    Then it of course went further with ME3 with all those different game modes you could pick, just so they could "broaden the audience" and market it to the action game people "It's action game" while RPG/conversation simulator people were still told the "It's RPG"

    What I'm getting at though, that when you are starting to try to please everyone you eventually shoot yourself into the foot as you become gray mass. This was expesially evident in DA2 aswell as it alienated a lot of old fans (lot, not all) and didn't really attract all that many new ones because they simply weren't interested in the genre no matter how actiony it got.

    Now with production of DA3 they've gone full fan service apparently and I don't find it all that promising direction either (As I don't like it in any of the Kickstarter products like WL2 either) because I find the good game it could be if it was made on what developers want to play themselves is buried beneath fan input.
    Modern gaming apologist: I once tasted diarrhea so shit is fine.

    "People who alter or destroy works of art and our cultural heritage for profit or as an excercise of power, are barbarians" - George Lucas 1988

  18. #18
    Quote Originally Posted by lakhesis View Post

    But yeah.. the whole issue comes down to "gamers" being about as legitimate a representative group as "blondes" or "drivers".
    Pretty much this except I would add it isn't us that has this distinction in their head, it's developers who do. They consider "gamers" to be a legitimate classification and then attempt to make games that appeal to "gamers" and in the end appeal to no one.

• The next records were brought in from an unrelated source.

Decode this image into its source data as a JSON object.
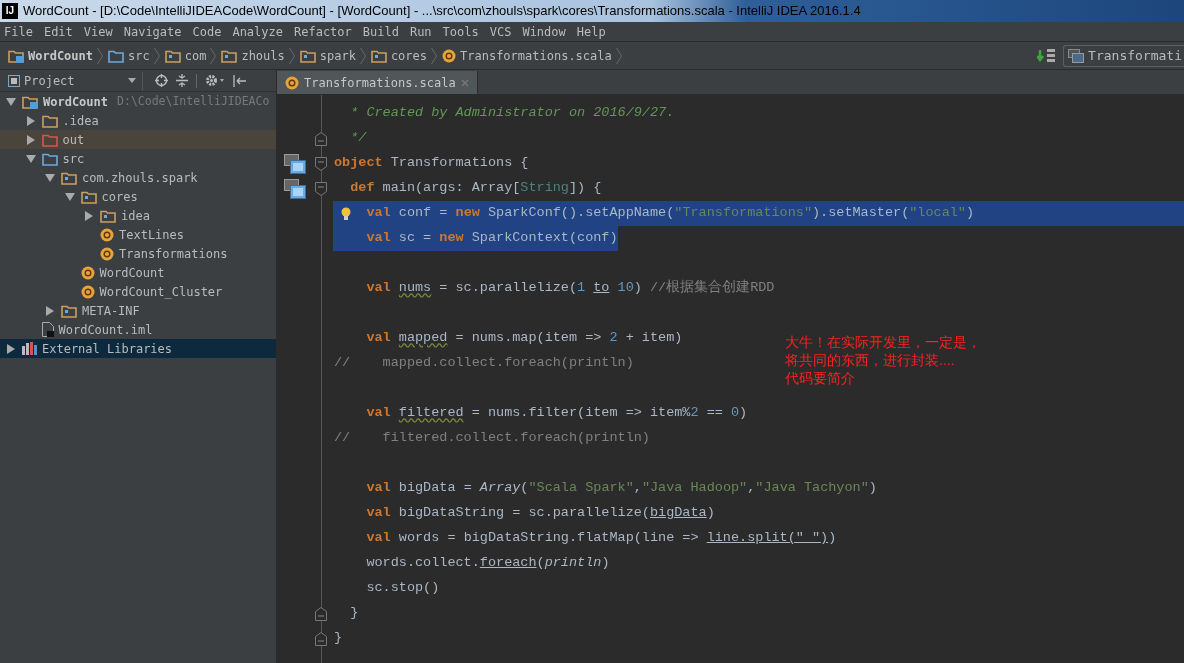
{
  "window": {
    "logo": "IJ",
    "title": "WordCount - [D:\\Code\\IntelliJIDEACode\\WordCount] - [WordCount] - ...\\src\\com\\zhouls\\spark\\cores\\Transformations.scala - IntelliJ IDEA 2016.1.4"
  },
  "menu": [
    "File",
    "Edit",
    "View",
    "Navigate",
    "Code",
    "Analyze",
    "Refactor",
    "Build",
    "Run",
    "Tools",
    "VCS",
    "Window",
    "Help"
  ],
  "breadcrumbs": [
    {
      "kind": "project",
      "label": "WordCount"
    },
    {
      "kind": "source",
      "label": "src"
    },
    {
      "kind": "package",
      "label": "com"
    },
    {
      "kind": "package",
      "label": "zhouls"
    },
    {
      "kind": "package",
      "label": "spark"
    },
    {
      "kind": "package",
      "label": "cores"
    },
    {
      "kind": "class",
      "label": "Transformations.scala"
    }
  ],
  "run_config": {
    "label": "Transformati"
  },
  "project_panel": {
    "title": "Project",
    "tree": [
      {
        "kind": "project",
        "label": "WordCount",
        "path": "D:\\Code\\IntelliJIDEACo",
        "expanded": true,
        "selected": false,
        "highlighted": false,
        "children": [
          {
            "kind": "folder",
            "label": ".idea",
            "expanded": false,
            "selected": false,
            "highlighted": false
          },
          {
            "kind": "excluded",
            "label": "out",
            "expanded": false,
            "selected": false,
            "highlighted": true
          },
          {
            "kind": "source",
            "label": "src",
            "expanded": true,
            "selected": false,
            "highlighted": false,
            "children": [
              {
                "kind": "package",
                "label": "com.zhouls.spark",
                "expanded": true,
                "selected": false,
                "highlighted": false,
                "children": [
                  {
                    "kind": "package",
                    "label": "cores",
                    "expanded": true,
                    "selected": false,
                    "highlighted": false,
                    "children": [
                      {
                        "kind": "package",
                        "label": "idea",
                        "expanded": false,
                        "selected": false,
                        "highlighted": false
                      },
                      {
                        "kind": "class",
                        "label": "TextLines",
                        "selected": false,
                        "highlighted": false
                      },
                      {
                        "kind": "class",
                        "label": "Transformations",
                        "selected": false,
                        "highlighted": false
                      }
                    ]
                  },
                  {
                    "kind": "class",
                    "label": "WordCount",
                    "selected": false,
                    "highlighted": false
                  },
                  {
                    "kind": "class",
                    "label": "WordCount_Cluster",
                    "selected": false,
                    "highlighted": false
                  }
                ]
              },
              {
                "kind": "package",
                "label": "META-INF",
                "expanded": false,
                "selected": false,
                "highlighted": false
              }
            ]
          },
          {
            "kind": "file",
            "label": "WordCount.iml",
            "selected": false,
            "highlighted": false
          }
        ]
      },
      {
        "kind": "library",
        "label": "External Libraries",
        "expanded": false,
        "selected": true
      }
    ]
  },
  "editor": {
    "tab": {
      "label": "Transformations.scala",
      "selected": true
    },
    "lines": [
      {
        "kind": "code",
        "selected": false,
        "tokens": [
          {
            "kind": "doc",
            "text": "  * Created by Administrator on 2016/9/27."
          }
        ]
      },
      {
        "kind": "code",
        "selected": false,
        "fold_close": true,
        "tokens": [
          {
            "kind": "doc",
            "text": "  */"
          }
        ]
      },
      {
        "kind": "code",
        "selected": false,
        "fold_open": true,
        "override_marker": true,
        "tokens": [
          {
            "kind": "kw",
            "text": "object"
          },
          {
            "kind": "id",
            "text": " Transformations {"
          }
        ]
      },
      {
        "kind": "code",
        "selected": false,
        "fold_open": true,
        "override_marker": true,
        "tokens": [
          {
            "kind": "kw",
            "text": "  def"
          },
          {
            "kind": "id",
            "text": " main(args: Array["
          },
          {
            "kind": "type",
            "text": "String"
          },
          {
            "kind": "id",
            "text": "]) {"
          }
        ]
      },
      {
        "kind": "code",
        "selected": true,
        "intention_bulb": true,
        "tokens": [
          {
            "kind": "kw",
            "text": "    val"
          },
          {
            "kind": "id",
            "text": " conf = "
          },
          {
            "kind": "kw",
            "text": "new"
          },
          {
            "kind": "id",
            "text": " SparkConf().setAppName("
          },
          {
            "kind": "str",
            "text": "\"Transformations\""
          },
          {
            "kind": "id",
            "text": ").setMaster("
          },
          {
            "kind": "str",
            "text": "\"local\""
          },
          {
            "kind": "id",
            "text": ")"
          }
        ]
      },
      {
        "kind": "code",
        "selected": true,
        "tokens": [
          {
            "kind": "kw",
            "text": "    val"
          },
          {
            "kind": "id",
            "text": " sc = "
          },
          {
            "kind": "kw",
            "text": "new"
          },
          {
            "kind": "id",
            "text": " SparkContext(conf)"
          }
        ]
      },
      {
        "kind": "blank"
      },
      {
        "kind": "code",
        "selected": false,
        "tokens": [
          {
            "kind": "kw",
            "text": "    val "
          },
          {
            "kind": "warn",
            "text": "nums"
          },
          {
            "kind": "id",
            "text": " = sc.parallelize("
          },
          {
            "kind": "num",
            "text": "1 "
          },
          {
            "kind": "implicit",
            "text": "to"
          },
          {
            "kind": "num",
            "text": " 10"
          },
          {
            "kind": "id",
            "text": ") "
          },
          {
            "kind": "cmt",
            "text": "//根据集合创建RDD"
          }
        ]
      },
      {
        "kind": "blank"
      },
      {
        "kind": "code",
        "selected": false,
        "tokens": [
          {
            "kind": "kw",
            "text": "    val "
          },
          {
            "kind": "warn",
            "text": "mapped"
          },
          {
            "kind": "id",
            "text": " = nums.map(item => "
          },
          {
            "kind": "num",
            "text": "2"
          },
          {
            "kind": "id",
            "text": " + item)"
          }
        ]
      },
      {
        "kind": "code",
        "selected": false,
        "tokens": [
          {
            "kind": "cmt",
            "text": "//    mapped.collect.foreach(println)"
          }
        ]
      },
      {
        "kind": "blank"
      },
      {
        "kind": "code",
        "selected": false,
        "tokens": [
          {
            "kind": "kw",
            "text": "    val "
          },
          {
            "kind": "warn",
            "text": "filtered"
          },
          {
            "kind": "id",
            "text": " = nums.filter(item => item%"
          },
          {
            "kind": "num",
            "text": "2"
          },
          {
            "kind": "id",
            "text": " == "
          },
          {
            "kind": "num",
            "text": "0"
          },
          {
            "kind": "id",
            "text": ")"
          }
        ]
      },
      {
        "kind": "code",
        "selected": false,
        "tokens": [
          {
            "kind": "cmt",
            "text": "//    filtered.collect.foreach(println)"
          }
        ]
      },
      {
        "kind": "blank"
      },
      {
        "kind": "code",
        "selected": false,
        "tokens": [
          {
            "kind": "kw",
            "text": "    val"
          },
          {
            "kind": "id",
            "text": " bigData = "
          },
          {
            "kind": "italic",
            "text": "Array"
          },
          {
            "kind": "id",
            "text": "("
          },
          {
            "kind": "str",
            "text": "\"Scala Spark\""
          },
          {
            "kind": "id",
            "text": ","
          },
          {
            "kind": "str",
            "text": "\"Java Hadoop\""
          },
          {
            "kind": "id",
            "text": ","
          },
          {
            "kind": "str",
            "text": "\"Java Tachyon\""
          },
          {
            "kind": "id",
            "text": ")"
          }
        ]
      },
      {
        "kind": "code",
        "selected": false,
        "tokens": [
          {
            "kind": "kw",
            "text": "    val"
          },
          {
            "kind": "id",
            "text": " bigDataString = sc.parallelize("
          },
          {
            "kind": "implicit",
            "text": "bigData"
          },
          {
            "kind": "id",
            "text": ")"
          }
        ]
      },
      {
        "kind": "code",
        "selected": false,
        "tokens": [
          {
            "kind": "kw",
            "text": "    val"
          },
          {
            "kind": "id",
            "text": " words = bigDataString.flatMap(line => "
          },
          {
            "kind": "implicit",
            "text": "line.split(\" \")"
          },
          {
            "kind": "id",
            "text": ")"
          }
        ]
      },
      {
        "kind": "code",
        "selected": false,
        "tokens": [
          {
            "kind": "id",
            "text": "    words.collect."
          },
          {
            "kind": "implicit",
            "text": "foreach"
          },
          {
            "kind": "id",
            "text": "("
          },
          {
            "kind": "italic",
            "text": "println"
          },
          {
            "kind": "id",
            "text": ")"
          }
        ]
      },
      {
        "kind": "code",
        "selected": false,
        "tokens": [
          {
            "kind": "id",
            "text": "    sc.stop()"
          }
        ]
      },
      {
        "kind": "code",
        "selected": false,
        "fold_close": true,
        "tokens": [
          {
            "kind": "id",
            "text": "  }"
          }
        ]
      },
      {
        "kind": "code",
        "selected": false,
        "fold_close": true,
        "tokens": [
          {
            "kind": "id",
            "text": "}"
          }
        ]
      }
    ],
    "annotation": [
      "大牛！在实际开发里，一定是，",
      "将共同的东西，进行封装....",
      "代码要简介"
    ]
  }
}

  19. #19
    Banned Temporary Poster's Avatar
    Join Date
    Sep 2012
    Location
    Posting between bans
    Posts
    409
    If anyone could answer your question, his ass would be worth millions.

  20. #20
    Quote Originally Posted by Wilian View Post
    T
    Reason why I keep ME1 (Created pre-EA) in different spot is because it still had those sort of RPGeish "game outside the game" elements to it even though minimized. I'd assume that if EA didn't take over Bioware we'd have seen ME2 that was expanded on the first game and fixed those bits that didn't work too well instead of remaking it in more streamlined form.
    Your assumption has no validity unfortunately. First of all the founders of Bioware willingly SOLD the company to EA, so this isn't a direction that they didn't already have in mind. Second of all it's the nature of any franchise that enjoys any sufficient degree of popularity. They make a bit of money and gain a bit of success. They like to make more money and more success, realise the only way to do this is to broaden the potential group of people who will play the game and then go ahead and do this. It doesn't matter if your name is EA/Bioware or Acti/Blizzard. That's to say nothing of how terrible the controls and gameplay overall was in the first mass effect game... No it's an improvement aimed to garner a wider base of players and it was going to happen anyway EA or not.

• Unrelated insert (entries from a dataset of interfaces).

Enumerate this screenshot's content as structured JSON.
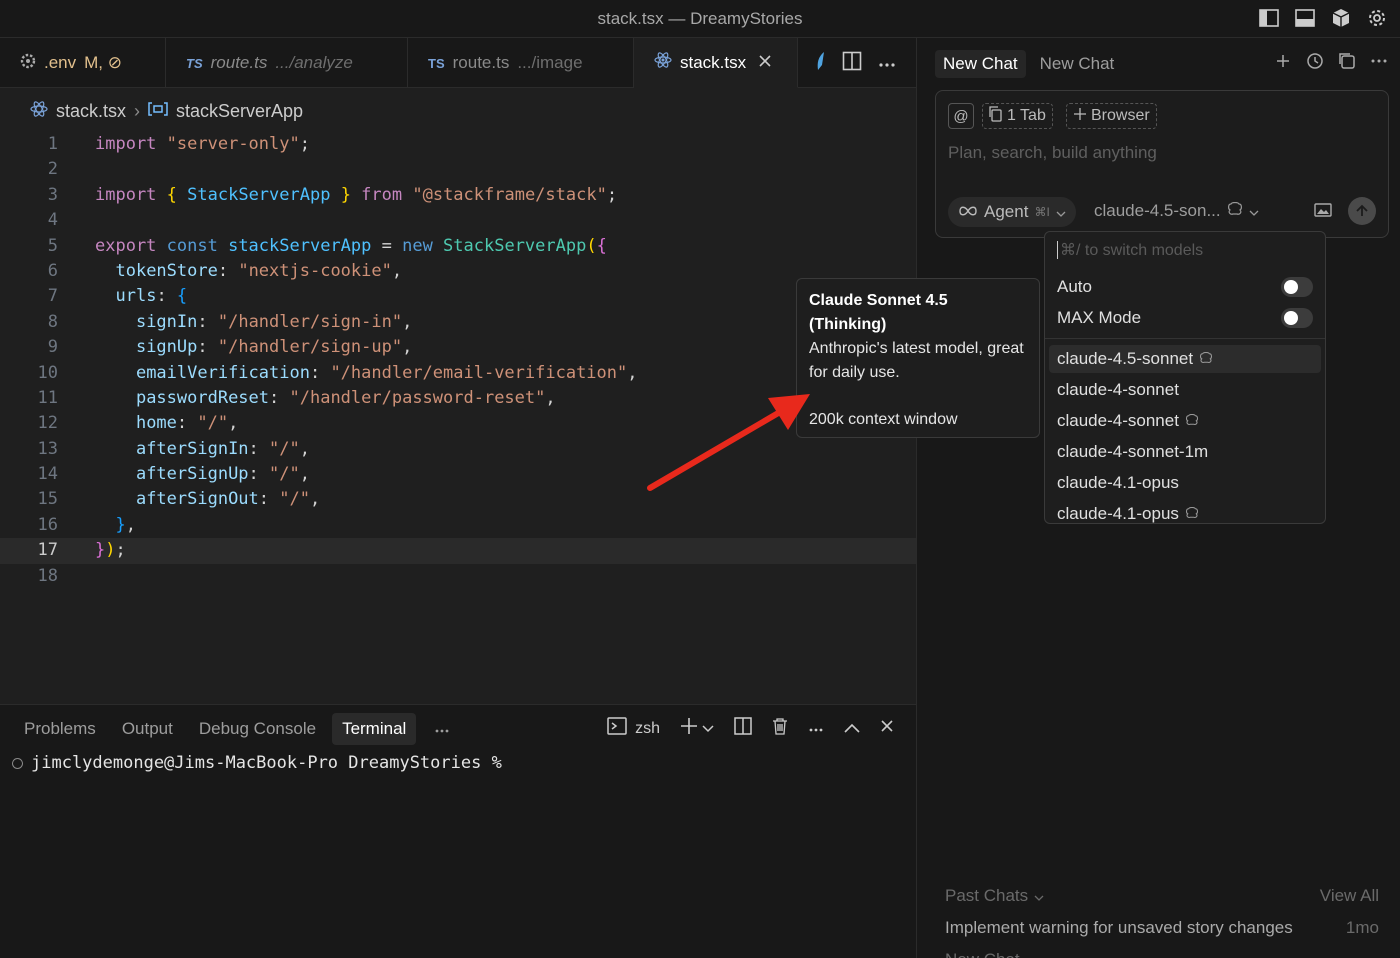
{
  "window": {
    "title": "stack.tsx — DreamyStories"
  },
  "tabs": [
    {
      "icon": "gear-icon",
      "label": ".env",
      "suffix": "M, ⊘"
    },
    {
      "badge": "TS",
      "label": "route.ts",
      "path": ".../analyze"
    },
    {
      "badge": "TS",
      "label": "route.ts",
      "path": ".../image"
    },
    {
      "icon": "react-icon",
      "label": "stack.tsx"
    }
  ],
  "breadcrumb": {
    "file": "stack.tsx",
    "symbol": "stackServerApp"
  },
  "code_lines": [
    "1",
    "2",
    "3",
    "4",
    "5",
    "6",
    "7",
    "8",
    "9",
    "10",
    "11",
    "12",
    "13",
    "14",
    "15",
    "16",
    "17",
    "18"
  ],
  "code": {
    "l1_kw": "import",
    "l1_str": "\"server-only\"",
    "l1_end": ";",
    "l3_kw": "import",
    "l3_ob": "{",
    "l3_id": " StackServerApp ",
    "l3_cb": "}",
    "l3_from": " from ",
    "l3_str": "\"@stackframe/stack\"",
    "l3_end": ";",
    "l5_export": "export",
    "l5_const": " const ",
    "l5_name": "stackServerApp",
    "l5_eq": " = ",
    "l5_new": "new ",
    "l5_cls": "StackServerApp",
    "l5_p": "(",
    "l5_b": "{",
    "l6_key": "tokenStore",
    "l6_str": "\"nextjs-cookie\"",
    "l7_key": "urls",
    "l7_b": "{",
    "l8_key": "signIn",
    "l8_str": "\"/handler/sign-in\"",
    "l9_key": "signUp",
    "l9_str": "\"/handler/sign-up\"",
    "l10_key": "emailVerification",
    "l10_str": "\"/handler/email-verification\"",
    "l11_key": "passwordReset",
    "l11_str": "\"/handler/password-reset\"",
    "l12_key": "home",
    "l12_str": "\"/\"",
    "l13_key": "afterSignIn",
    "l13_str": "\"/\"",
    "l14_key": "afterSignUp",
    "l14_str": "\"/\"",
    "l15_key": "afterSignOut",
    "l15_str": "\"/\"",
    "l16_b": "}",
    "l16_c": ",",
    "l17_b": "}",
    "l17_p": ")",
    "l17_e": ";"
  },
  "panel": {
    "tabs": [
      "Problems",
      "Output",
      "Debug Console",
      "Terminal"
    ],
    "active_tab": "Terminal",
    "shell": "zsh",
    "prompt": "jimclydemonge@Jims-MacBook-Pro DreamyStories %"
  },
  "chat": {
    "tabs": [
      "New Chat",
      "New Chat"
    ],
    "chips": {
      "tab_count": "1 Tab",
      "browser": "Browser"
    },
    "placeholder": "Plan, search, build anything",
    "agent_label": "Agent",
    "agent_shortcut": "⌘I",
    "model_selected": "claude-4.5-son...",
    "past_chats_label": "Past Chats",
    "view_all": "View All",
    "past_chats": [
      {
        "title": "Implement warning for unsaved story changes",
        "age": "1mo"
      }
    ],
    "past_more": "New Chat"
  },
  "model_dropdown": {
    "search_hint": "⌘/ to switch models",
    "auto_label": "Auto",
    "max_label": "MAX Mode",
    "models": [
      {
        "name": "claude-4.5-sonnet",
        "thinking": true,
        "selected": true
      },
      {
        "name": "claude-4-sonnet",
        "thinking": false
      },
      {
        "name": "claude-4-sonnet",
        "thinking": true
      },
      {
        "name": "claude-4-sonnet-1m",
        "thinking": false
      },
      {
        "name": "claude-4.1-opus",
        "thinking": false
      },
      {
        "name": "claude-4.1-opus",
        "thinking": true
      }
    ]
  },
  "tooltip": {
    "title": "Claude Sonnet 4.5 (Thinking)",
    "desc": "Anthropic's latest model, great for daily use.",
    "context": "200k context window"
  },
  "colors": {
    "accent_arrow": "#e8291c",
    "editor_bg": "#1f1f1f",
    "sidebar_bg": "#181818"
  }
}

    Gaming has become to popular for it's own good. D3 is an excellent example of this. I still can't figure out who that game is made for because as far as I can tell it's made for everybody and in the end it's made for nobody. I suspect the only cure will be another game market crash.

    This is more or less the crux of the grief that many games get. How valid those complaints are depends where you stand on the issue. I happened to enjoy ME2/3, not as much as 1 mind you but for entirely different reasons than it became gears of war in space. In fact I remember when the first game out. Me and my friends all had xboxs. I absolutely loved ME even with it's shitty gameplay and controls. The entire thing just swept me up. My friends couldn't get past it. Flashforward a couple years to ME2. Their hooked on ME2. I had noticed the change between the games as well but I understood why they liked it. They took feedback and improved it.
    Last edited by Leonard McCoy; 2012-09-23 at 07:08 PM.

Posting Permissions

  • You may not post new threads
  • You may not post replies
  • You may not post attachments
  • You may not edit your posts
  •